* Dataset records *
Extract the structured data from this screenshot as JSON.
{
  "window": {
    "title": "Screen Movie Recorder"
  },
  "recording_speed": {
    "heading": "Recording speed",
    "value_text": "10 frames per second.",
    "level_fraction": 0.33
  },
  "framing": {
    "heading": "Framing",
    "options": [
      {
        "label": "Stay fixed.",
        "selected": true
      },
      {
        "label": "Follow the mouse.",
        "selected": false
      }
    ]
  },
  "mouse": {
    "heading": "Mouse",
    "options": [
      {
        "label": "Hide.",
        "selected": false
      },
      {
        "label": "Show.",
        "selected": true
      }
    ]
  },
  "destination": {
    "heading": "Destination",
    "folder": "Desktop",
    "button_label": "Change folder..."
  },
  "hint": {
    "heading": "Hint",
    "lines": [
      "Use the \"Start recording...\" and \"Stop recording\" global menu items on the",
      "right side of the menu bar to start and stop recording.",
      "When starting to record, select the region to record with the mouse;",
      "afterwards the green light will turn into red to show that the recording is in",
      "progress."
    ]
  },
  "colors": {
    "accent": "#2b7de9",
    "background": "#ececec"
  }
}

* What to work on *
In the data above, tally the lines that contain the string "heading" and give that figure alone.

* Task answer *
5